I saw an interesting infographic from Monster.com today, which showed that candidates are turned off by jargon in job ads. This came as no surprise to me. As someone who’s made a living out of writing recruitment communications of all kinds for 26 years, I’ve always tried to avoid using jargon.

Why? Well, according to the dictionary, jargon is defined as: “Special words or expressions that are used by a particular profession or group and are difficult for others to understand.”

In other words, jargon is deliberately confusing. So why would you choose to use it in a context that requires clarity? Particularly when you can’t even be sure whether the jargon you’re using is something other people in your industry would recognise, or if it’s specific to your organisation.

A lot of my recruitment communications experience has come in business sectors that thrive on jargon – IT, investment banking, accounting, But this doesn’t mean other sectors are immune from it. Local authorities, government departments and the NHS all have jargon of their own that can alienate someone who isn’t in the know. And that’s the problem with jargon – it alienates people, which is the last thing you want from a recruitment ad.

Having said that, there are certain occasions when it can actually be useful. If you need to recruit someone with specific skills and you don’t want to waste your time reading through applications from people who don’t have the right industry expertise, then jargon can be a useful filter. But only if you know for certain that the right people will understand it.

I’ve taken briefs from clients who litter their conversation with jargon – acronyms are a particular favourite in certain business sectors. And the rule I’ve always stuck to is that if I have to ask what a particular piece of jargon means, then the majority of the audience will need to do the same. Which means it shouldn’t be in your marketing.

So that’s why I wasn’t surprised by the news that candidates were turned off by jargon – I’ve always regarded it as common sense not to use jargon. But it’s nice to have the stats to back up what I’ve been telling clients for years.

What’s all the fuss about social recruiting?

I’ve seen a number of blogs and news articles about the rise in the use of social recruiting recently.
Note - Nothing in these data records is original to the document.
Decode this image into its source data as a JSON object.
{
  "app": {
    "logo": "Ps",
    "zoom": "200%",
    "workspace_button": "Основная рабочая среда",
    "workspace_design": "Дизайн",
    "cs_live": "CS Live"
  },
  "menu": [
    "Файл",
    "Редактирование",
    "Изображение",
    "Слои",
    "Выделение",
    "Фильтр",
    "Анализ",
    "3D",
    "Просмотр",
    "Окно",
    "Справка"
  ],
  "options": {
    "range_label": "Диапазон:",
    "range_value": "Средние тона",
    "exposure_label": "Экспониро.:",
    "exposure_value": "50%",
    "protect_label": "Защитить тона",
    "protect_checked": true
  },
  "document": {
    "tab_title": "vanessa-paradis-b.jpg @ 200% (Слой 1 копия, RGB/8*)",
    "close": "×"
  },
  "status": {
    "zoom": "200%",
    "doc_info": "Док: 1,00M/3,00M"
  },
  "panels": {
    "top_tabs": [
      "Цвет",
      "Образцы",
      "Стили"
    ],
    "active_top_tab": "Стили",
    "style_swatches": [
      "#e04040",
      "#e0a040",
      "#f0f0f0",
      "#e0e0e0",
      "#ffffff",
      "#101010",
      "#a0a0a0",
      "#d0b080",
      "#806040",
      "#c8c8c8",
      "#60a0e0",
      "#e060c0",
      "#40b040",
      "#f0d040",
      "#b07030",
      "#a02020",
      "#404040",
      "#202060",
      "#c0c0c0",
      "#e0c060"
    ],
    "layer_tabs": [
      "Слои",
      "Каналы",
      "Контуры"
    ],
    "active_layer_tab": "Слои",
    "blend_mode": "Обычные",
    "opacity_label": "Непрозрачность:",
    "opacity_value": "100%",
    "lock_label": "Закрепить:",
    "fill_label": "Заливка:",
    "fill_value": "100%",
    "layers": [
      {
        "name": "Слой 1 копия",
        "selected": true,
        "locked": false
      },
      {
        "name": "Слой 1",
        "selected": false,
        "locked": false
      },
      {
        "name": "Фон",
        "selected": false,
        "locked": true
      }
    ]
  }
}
And, in particular, there’s been a lot of debate over whether recruiters should focus on LinkedIn, Facebook or Twitter as their main social recruitment platform.
As someone who’s worked in recruitment communications for 26 years and seen the marketing mix change from adverts in local papers and the trade press to careers websites, job boards and now social media, I have to say that one thing has always been clear: if recruiters rely on just one marketing channel, they’ll end up selecting from a limited shortlist.
So, the argument over whether recruiters should be looking at Facebook or Twitter over LinkedIn is, to me, missing the point. Recruiters need to use a mix of marketing channels in order to find the very best people. And that means using all three, but with more focus on the one (or more) they think is where their audience is most likely to be.
In my experience, recently, many recruiters have approached their ad agencies with one request more than any other: “We want a Facebook page.” Why? It tends to be a kneejerk reaction to the news that social recruiting is the next big thing, with no thought for whether Facebook is the right platform for either their recruitment brand, or their target audience. (With recent reports, I’m sure more agencies will soon be getting requests for LinkedIn profiles instead.)
I think the problem is that social media is so new that it scares many recruiters, because it involves a totally different approach and, in many cases, new skills. But if they focused less on the ‘social’ aspect and more on the ‘media’ side, I think they’d see that it’s not so different.
In using social media for recruitment, organisations still need to analyse the audience reach of each platform. They still need develop messaging that’s going to attract the right candidates. And they still need to manage the candidate journey effectively so even those people they don’t eventually recruit leave with a positive view of their organisation.
In fact, they still need to follow most of the same processes that they’ve used for many years. Plus ça change.